▶ _What the task requires_
The records that follow must be reproduced in full, with every picture excluded.

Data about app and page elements
::::

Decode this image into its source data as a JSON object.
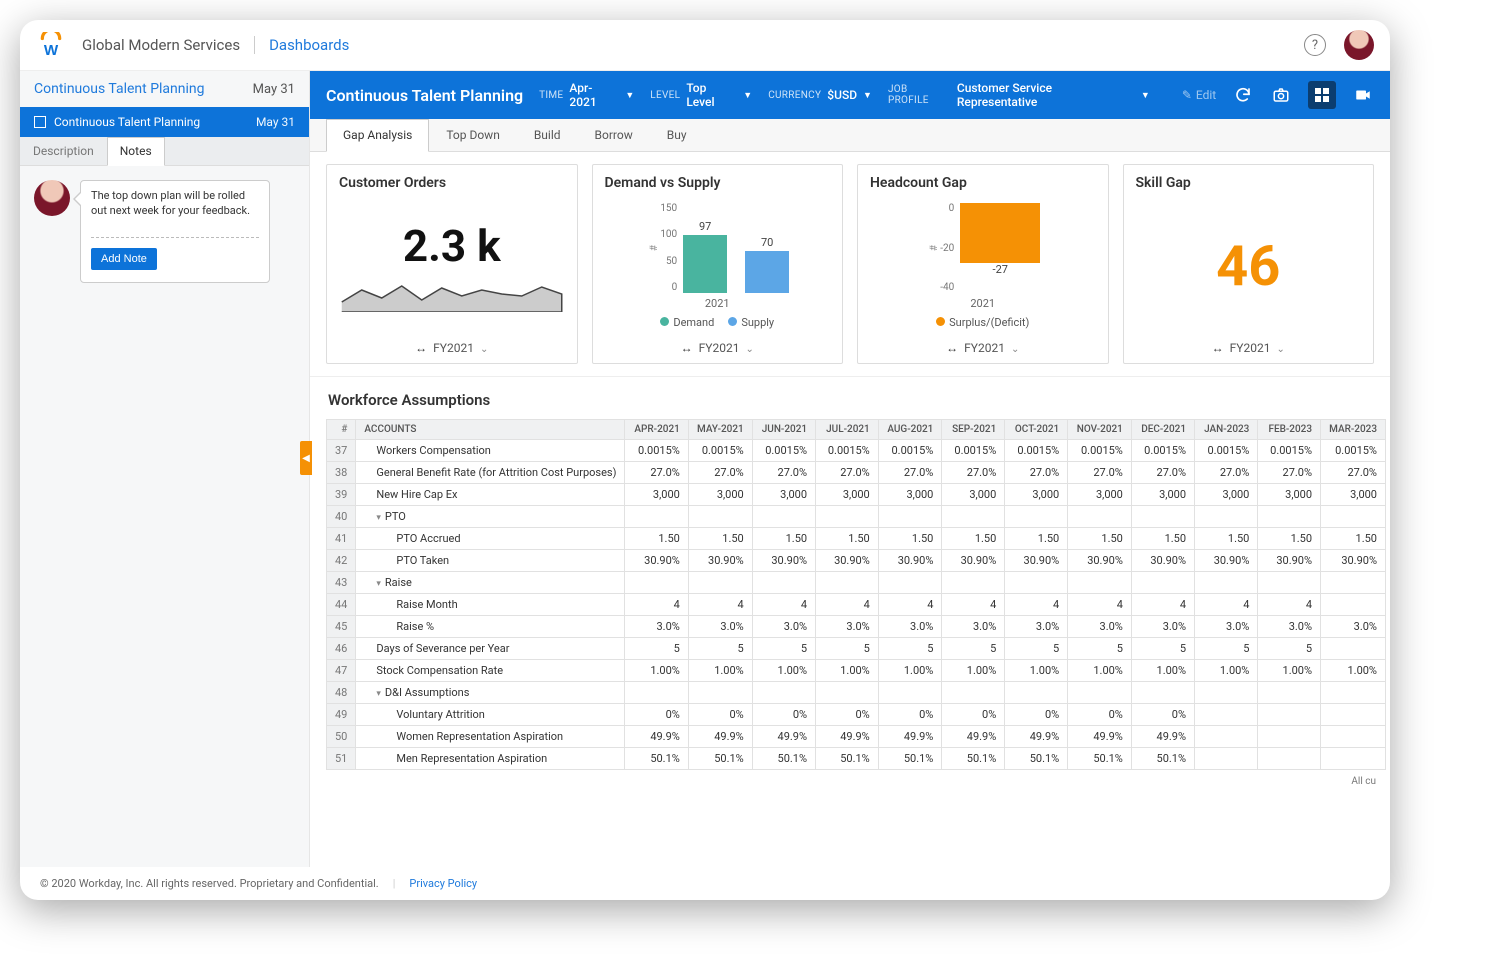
{
  "header": {
    "tenant": "Global Modern Services",
    "breadcrumb": "Dashboards"
  },
  "sidebar": {
    "title": "Continuous Talent Planning",
    "date": "May 31",
    "block": {
      "label": "Continuous Talent Planning",
      "date": "May 31"
    },
    "tabs": {
      "description": "Description",
      "notes": "Notes"
    },
    "note": {
      "text": "The top down plan will be rolled out next week for your feedback.",
      "add_label": "Add Note"
    }
  },
  "bluebar": {
    "title": "Continuous Talent Planning",
    "time": {
      "label": "TIME",
      "value": "Apr-2021"
    },
    "level": {
      "label": "LEVEL",
      "value": "Top Level"
    },
    "currency": {
      "label": "CURRENCY",
      "value": "$USD"
    },
    "jobprofile": {
      "label": "JOB PROFILE",
      "value": "Customer Service Representative"
    },
    "edit_label": "Edit"
  },
  "tabs": [
    "Gap Analysis",
    "Top Down",
    "Build",
    "Borrow",
    "Buy"
  ],
  "cards": {
    "orders": {
      "title": "Customer Orders",
      "value": "2.3 k",
      "period": "FY2021"
    },
    "dvs": {
      "title": "Demand vs Supply",
      "year": "2021",
      "demand_label": "Demand",
      "supply_label": "Supply",
      "period": "FY2021"
    },
    "hc": {
      "title": "Headcount Gap",
      "year": "2021",
      "legend": "Surplus/(Deficit)",
      "period": "FY2021"
    },
    "skill": {
      "title": "Skill Gap",
      "value": "46",
      "period": "FY2021"
    }
  },
  "section": {
    "title": "Workforce Assumptions",
    "corner": "All cu"
  },
  "table": {
    "header_accounts": "Accounts",
    "months": [
      "Apr-2021",
      "May-2021",
      "Jun-2021",
      "Jul-2021",
      "Aug-2021",
      "Sep-2021",
      "Oct-2021",
      "Nov-2021",
      "Dec-2021",
      "Jan-2023",
      "Feb-2023",
      "Mar-2023"
    ],
    "rows": [
      {
        "num": "37",
        "label": "Workers Compensation",
        "indent": 1,
        "cells": [
          "0.0015%",
          "0.0015%",
          "0.0015%",
          "0.0015%",
          "0.0015%",
          "0.0015%",
          "0.0015%",
          "0.0015%",
          "0.0015%",
          "0.0015%",
          "0.0015%",
          "0.0015%"
        ]
      },
      {
        "num": "38",
        "label": "General Benefit Rate (for Attrition Cost Purposes)",
        "indent": 1,
        "cells": [
          "27.0%",
          "27.0%",
          "27.0%",
          "27.0%",
          "27.0%",
          "27.0%",
          "27.0%",
          "27.0%",
          "27.0%",
          "27.0%",
          "27.0%",
          "27.0%"
        ]
      },
      {
        "num": "39",
        "label": "New Hire Cap Ex",
        "indent": 1,
        "cells": [
          "3,000",
          "3,000",
          "3,000",
          "3,000",
          "3,000",
          "3,000",
          "3,000",
          "3,000",
          "3,000",
          "3,000",
          "3,000",
          "3,000"
        ]
      },
      {
        "num": "40",
        "label": "PTO",
        "indent": 1,
        "tree": true,
        "cells": [
          "",
          "",
          "",
          "",
          "",
          "",
          "",
          "",
          "",
          "",
          "",
          ""
        ]
      },
      {
        "num": "41",
        "label": "PTO Accrued",
        "indent": 2,
        "cells": [
          "1.50",
          "1.50",
          "1.50",
          "1.50",
          "1.50",
          "1.50",
          "1.50",
          "1.50",
          "1.50",
          "1.50",
          "1.50",
          "1.50"
        ]
      },
      {
        "num": "42",
        "label": "PTO Taken",
        "indent": 2,
        "cells": [
          "30.90%",
          "30.90%",
          "30.90%",
          "30.90%",
          "30.90%",
          "30.90%",
          "30.90%",
          "30.90%",
          "30.90%",
          "30.90%",
          "30.90%",
          "30.90%"
        ]
      },
      {
        "num": "43",
        "label": "Raise",
        "indent": 1,
        "tree": true,
        "cells": [
          "",
          "",
          "",
          "",
          "",
          "",
          "",
          "",
          "",
          "",
          "",
          ""
        ]
      },
      {
        "num": "44",
        "label": "Raise Month",
        "indent": 2,
        "cells": [
          "4",
          "4",
          "4",
          "4",
          "4",
          "4",
          "4",
          "4",
          "4",
          "4",
          "4",
          ""
        ]
      },
      {
        "num": "45",
        "label": "Raise %",
        "indent": 2,
        "cells": [
          "3.0%",
          "3.0%",
          "3.0%",
          "3.0%",
          "3.0%",
          "3.0%",
          "3.0%",
          "3.0%",
          "3.0%",
          "3.0%",
          "3.0%",
          "3.0%"
        ]
      },
      {
        "num": "46",
        "label": "Days of Severance per Year",
        "indent": 1,
        "cells": [
          "5",
          "5",
          "5",
          "5",
          "5",
          "5",
          "5",
          "5",
          "5",
          "5",
          "5",
          ""
        ]
      },
      {
        "num": "47",
        "label": "Stock Compensation Rate",
        "indent": 1,
        "cells": [
          "1.00%",
          "1.00%",
          "1.00%",
          "1.00%",
          "1.00%",
          "1.00%",
          "1.00%",
          "1.00%",
          "1.00%",
          "1.00%",
          "1.00%",
          "1.00%"
        ]
      },
      {
        "num": "48",
        "label": "D&I Assumptions",
        "indent": 1,
        "tree": true,
        "cells": [
          "",
          "",
          "",
          "",
          "",
          "",
          "",
          "",
          "",
          "",
          "",
          ""
        ]
      },
      {
        "num": "49",
        "label": "Voluntary Attrition",
        "indent": 2,
        "cells": [
          "0%",
          "0%",
          "0%",
          "0%",
          "0%",
          "0%",
          "0%",
          "0%",
          "0%",
          "",
          "",
          ""
        ]
      },
      {
        "num": "50",
        "label": "Women Representation Aspiration",
        "indent": 2,
        "cells": [
          "49.9%",
          "49.9%",
          "49.9%",
          "49.9%",
          "49.9%",
          "49.9%",
          "49.9%",
          "49.9%",
          "49.9%",
          "",
          "",
          ""
        ]
      },
      {
        "num": "51",
        "label": "Men Representation Aspiration",
        "indent": 2,
        "cells": [
          "50.1%",
          "50.1%",
          "50.1%",
          "50.1%",
          "50.1%",
          "50.1%",
          "50.1%",
          "50.1%",
          "50.1%",
          "",
          "",
          ""
        ]
      }
    ]
  },
  "footer": {
    "copyright": "© 2020 Workday, Inc. All rights reserved. Proprietary and Confidential.",
    "privacy": "Privacy Policy"
  },
  "chart_data": [
    {
      "type": "bar",
      "title": "Demand vs Supply",
      "categories": [
        "2021"
      ],
      "series": [
        {
          "name": "Demand",
          "values": [
            97
          ],
          "color": "#49b49f"
        },
        {
          "name": "Supply",
          "values": [
            70
          ],
          "color": "#5ca6e6"
        }
      ],
      "ylabel": "#",
      "ylim": [
        0,
        150
      ],
      "yticks": [
        0,
        50,
        100,
        150
      ]
    },
    {
      "type": "bar",
      "title": "Headcount Gap",
      "categories": [
        "2021"
      ],
      "series": [
        {
          "name": "Surplus/(Deficit)",
          "values": [
            -27
          ],
          "color": "#f59105"
        }
      ],
      "ylabel": "#",
      "ylim": [
        -40,
        0
      ],
      "yticks": [
        -40,
        -20,
        0
      ]
    },
    {
      "type": "line",
      "title": "Customer Orders sparkline",
      "x": [
        0,
        1,
        2,
        3,
        4,
        5,
        6,
        7,
        8,
        9,
        10,
        11
      ],
      "values": [
        2.1,
        2.35,
        2.2,
        2.45,
        2.15,
        2.4,
        2.25,
        2.38,
        2.3,
        2.28,
        2.42,
        2.3
      ],
      "ylim": [
        2.0,
        2.6
      ]
    }
  ]
}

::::

▶ _Response to the task_
Decode this image into its source data as a JSON object.
{
  "header": {
    "tenant": "Global Modern Services",
    "breadcrumb": "Dashboards"
  },
  "sidebar": {
    "title": "Continuous Talent Planning",
    "date": "May 31",
    "block": {
      "label": "Continuous Talent Planning",
      "date": "May 31"
    },
    "tabs": {
      "description": "Description",
      "notes": "Notes"
    },
    "note": {
      "text": "The top down plan will be rolled out next week for your feedback.",
      "add_label": "Add Note"
    }
  },
  "bluebar": {
    "title": "Continuous Talent Planning",
    "time": {
      "label": "TIME",
      "value": "Apr-2021"
    },
    "level": {
      "label": "LEVEL",
      "value": "Top Level"
    },
    "currency": {
      "label": "CURRENCY",
      "value": "$USD"
    },
    "jobprofile": {
      "label": "JOB PROFILE",
      "value": "Customer Service Representative"
    },
    "edit_label": "Edit"
  },
  "tabs": [
    "Gap Analysis",
    "Top Down",
    "Build",
    "Borrow",
    "Buy"
  ],
  "cards": {
    "orders": {
      "title": "Customer Orders",
      "value": "2.3 k",
      "period": "FY2021"
    },
    "dvs": {
      "title": "Demand vs Supply",
      "year": "2021",
      "demand_label": "Demand",
      "supply_label": "Supply",
      "period": "FY2021"
    },
    "hc": {
      "title": "Headcount Gap",
      "year": "2021",
      "legend": "Surplus/(Deficit)",
      "period": "FY2021"
    },
    "skill": {
      "title": "Skill Gap",
      "value": "46",
      "period": "FY2021"
    }
  },
  "section": {
    "title": "Workforce Assumptions",
    "corner": "All cu"
  },
  "table": {
    "header_accounts": "Accounts",
    "months": [
      "Apr-2021",
      "May-2021",
      "Jun-2021",
      "Jul-2021",
      "Aug-2021",
      "Sep-2021",
      "Oct-2021",
      "Nov-2021",
      "Dec-2021",
      "Jan-2023",
      "Feb-2023",
      "Mar-2023"
    ],
    "rows": [
      {
        "num": "37",
        "label": "Workers Compensation",
        "indent": 1,
        "cells": [
          "0.0015%",
          "0.0015%",
          "0.0015%",
          "0.0015%",
          "0.0015%",
          "0.0015%",
          "0.0015%",
          "0.0015%",
          "0.0015%",
          "0.0015%",
          "0.0015%",
          "0.0015%"
        ]
      },
      {
        "num": "38",
        "label": "General Benefit Rate (for Attrition Cost Purposes)",
        "indent": 1,
        "cells": [
          "27.0%",
          "27.0%",
          "27.0%",
          "27.0%",
          "27.0%",
          "27.0%",
          "27.0%",
          "27.0%",
          "27.0%",
          "27.0%",
          "27.0%",
          "27.0%"
        ]
      },
      {
        "num": "39",
        "label": "New Hire Cap Ex",
        "indent": 1,
        "cells": [
          "3,000",
          "3,000",
          "3,000",
          "3,000",
          "3,000",
          "3,000",
          "3,000",
          "3,000",
          "3,000",
          "3,000",
          "3,000",
          "3,000"
        ]
      },
      {
        "num": "40",
        "label": "PTO",
        "indent": 1,
        "tree": true,
        "cells": [
          "",
          "",
          "",
          "",
          "",
          "",
          "",
          "",
          "",
          "",
          "",
          ""
        ]
      },
      {
        "num": "41",
        "label": "PTO Accrued",
        "indent": 2,
        "cells": [
          "1.50",
          "1.50",
          "1.50",
          "1.50",
          "1.50",
          "1.50",
          "1.50",
          "1.50",
          "1.50",
          "1.50",
          "1.50",
          "1.50"
        ]
      },
      {
        "num": "42",
        "label": "PTO Taken",
        "indent": 2,
        "cells": [
          "30.90%",
          "30.90%",
          "30.90%",
          "30.90%",
          "30.90%",
          "30.90%",
          "30.90%",
          "30.90%",
          "30.90%",
          "30.90%",
          "30.90%",
          "30.90%"
        ]
      },
      {
        "num": "43",
        "label": "Raise",
        "indent": 1,
        "tree": true,
        "cells": [
          "",
          "",
          "",
          "",
          "",
          "",
          "",
          "",
          "",
          "",
          "",
          ""
        ]
      },
      {
        "num": "44",
        "label": "Raise Month",
        "indent": 2,
        "cells": [
          "4",
          "4",
          "4",
          "4",
          "4",
          "4",
          "4",
          "4",
          "4",
          "4",
          "4",
          ""
        ]
      },
      {
        "num": "45",
        "label": "Raise %",
        "indent": 2,
        "cells": [
          "3.0%",
          "3.0%",
          "3.0%",
          "3.0%",
          "3.0%",
          "3.0%",
          "3.0%",
          "3.0%",
          "3.0%",
          "3.0%",
          "3.0%",
          "3.0%"
        ]
      },
      {
        "num": "46",
        "label": "Days of Severance per Year",
        "indent": 1,
        "cells": [
          "5",
          "5",
          "5",
          "5",
          "5",
          "5",
          "5",
          "5",
          "5",
          "5",
          "5",
          ""
        ]
      },
      {
        "num": "47",
        "label": "Stock Compensation Rate",
        "indent": 1,
        "cells": [
          "1.00%",
          "1.00%",
          "1.00%",
          "1.00%",
          "1.00%",
          "1.00%",
          "1.00%",
          "1.00%",
          "1.00%",
          "1.00%",
          "1.00%",
          "1.00%"
        ]
      },
      {
        "num": "48",
        "label": "D&I Assumptions",
        "indent": 1,
        "tree": true,
        "cells": [
          "",
          "",
          "",
          "",
          "",
          "",
          "",
          "",
          "",
          "",
          "",
          ""
        ]
      },
      {
        "num": "49",
        "label": "Voluntary Attrition",
        "indent": 2,
        "cells": [
          "0%",
          "0%",
          "0%",
          "0%",
          "0%",
          "0%",
          "0%",
          "0%",
          "0%",
          "",
          "",
          ""
        ]
      },
      {
        "num": "50",
        "label": "Women Representation Aspiration",
        "indent": 2,
        "cells": [
          "49.9%",
          "49.9%",
          "49.9%",
          "49.9%",
          "49.9%",
          "49.9%",
          "49.9%",
          "49.9%",
          "49.9%",
          "",
          "",
          ""
        ]
      },
      {
        "num": "51",
        "label": "Men Representation Aspiration",
        "indent": 2,
        "cells": [
          "50.1%",
          "50.1%",
          "50.1%",
          "50.1%",
          "50.1%",
          "50.1%",
          "50.1%",
          "50.1%",
          "50.1%",
          "",
          "",
          ""
        ]
      }
    ]
  },
  "footer": {
    "copyright": "© 2020 Workday, Inc. All rights reserved. Proprietary and Confidential.",
    "privacy": "Privacy Policy"
  },
  "chart_data": [
    {
      "type": "bar",
      "title": "Demand vs Supply",
      "categories": [
        "2021"
      ],
      "series": [
        {
          "name": "Demand",
          "values": [
            97
          ],
          "color": "#49b49f"
        },
        {
          "name": "Supply",
          "values": [
            70
          ],
          "color": "#5ca6e6"
        }
      ],
      "ylabel": "#",
      "ylim": [
        0,
        150
      ],
      "yticks": [
        0,
        50,
        100,
        150
      ]
    },
    {
      "type": "bar",
      "title": "Headcount Gap",
      "categories": [
        "2021"
      ],
      "series": [
        {
          "name": "Surplus/(Deficit)",
          "values": [
            -27
          ],
          "color": "#f59105"
        }
      ],
      "ylabel": "#",
      "ylim": [
        -40,
        0
      ],
      "yticks": [
        -40,
        -20,
        0
      ]
    },
    {
      "type": "line",
      "title": "Customer Orders sparkline",
      "x": [
        0,
        1,
        2,
        3,
        4,
        5,
        6,
        7,
        8,
        9,
        10,
        11
      ],
      "values": [
        2.1,
        2.35,
        2.2,
        2.45,
        2.15,
        2.4,
        2.25,
        2.38,
        2.3,
        2.28,
        2.42,
        2.3
      ],
      "ylim": [
        2.0,
        2.6
      ]
    }
  ]
}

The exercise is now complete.